Primary Purpose: Prevention
|Official Title:||Oral Progesterone and Low Dose Aspirin in the Prevention of Preeclampsia in Patients With a Prior History of Preeclampsia: A Prospective, Randomized Clinical Trial|
- Incidence of Preeclampsia [ Time Frame: second and third trimester of pregnancy ]Number of Participants with preeclampsia in second and third trimester of pregnancy.
|Study Start Date:||July 2008|
|Study Completion Date:||March 2011|
|Primary Completion Date:||March 2011 (Final data collection date for primary outcome measure)|
Placebo Comparator: Aspirin plus Placebo Oral Tablet
Drug: Aspirin 81 mg, given orally once per day Drug: Placebo tablet given orally, once a day
Aspirin 81 mg once a dayDrug: Placebo Oral Tablet
Placebo 1 tab Daily
Active Comparator: Aspirin plus Progesterone
Drug: Aspirin 81mg, given orally once per day Drug: Progesterone 200mg given orally, once a day
Aspirin 81 mg once a dayDrug: Progesterone
Oral Progesterone 200 mg Twice Daily
Recent advances have shown that certain proteins may be present in a pregnant woman's blood very early in pregnancy which can predict who is at the highest risk for developing preeclampsia. These proteins can be measured and may be used to predict a woman's risk of developing preeclampsia.
Special placental cells called endovascular cytotrophoblasts are needed in the early formation of the placenta.
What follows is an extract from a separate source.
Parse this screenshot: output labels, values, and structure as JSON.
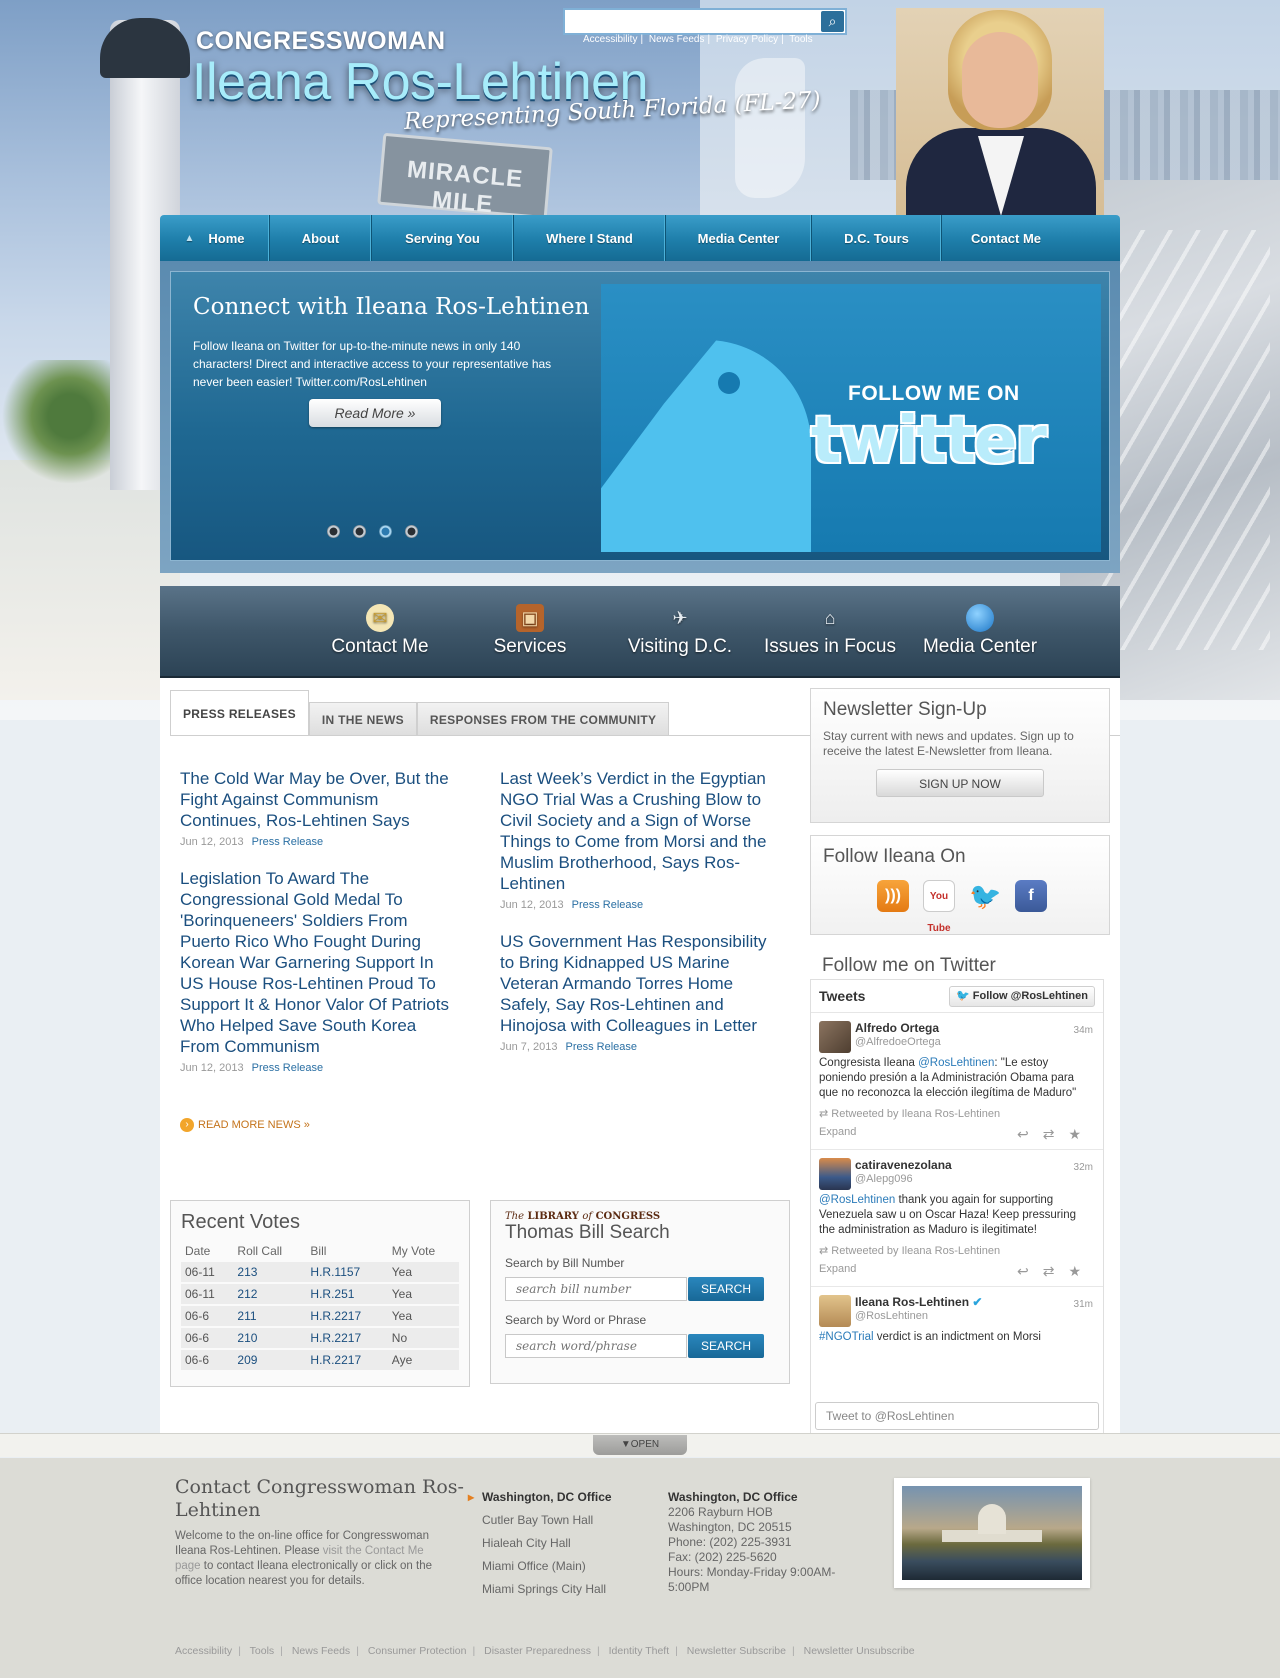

These placental cells invade the maternal blood vessels in the formation of the maternal-placental blood interface. Human Leukocytes Antigen-G (HLA-G) is a protein produced by the placental cells and prevents these special cells from being rejected by the mother's immune system. Recent studies have indicated that the level of HLA-G is decreased in placentas from mothers with preeclampsia. Progesterone, a naturally occurring hormone produced in pregnancy, has been shown to increase the production of HLA-G in the placental cytotrophoblast cells.
In regards to the treatment of preeclampsia, studies have shown that low dose aspirin if given to mothers who have had severe early preeclampsia, lowers the risk for having preeclampsia again. This study aims to show that low dose aspirin combined with progesterone will decrease the risk of preeclampsia in pregnant women with a history of preeclampsia in a previous pregnancy. Data generated will determine levels and ratios of blood proteins that are predictive of preeclampsia at specific gestational ages.
Please refer to this study by its ClinicalTrials.gov identifier: NCT00719537
|United States, Michigan|
|William Beaumont Hospital|
|Royal Oak, Michigan, United States, 48073|
|Principal Investigator:||John E Uckele, MD||William Beaumont Hospitals|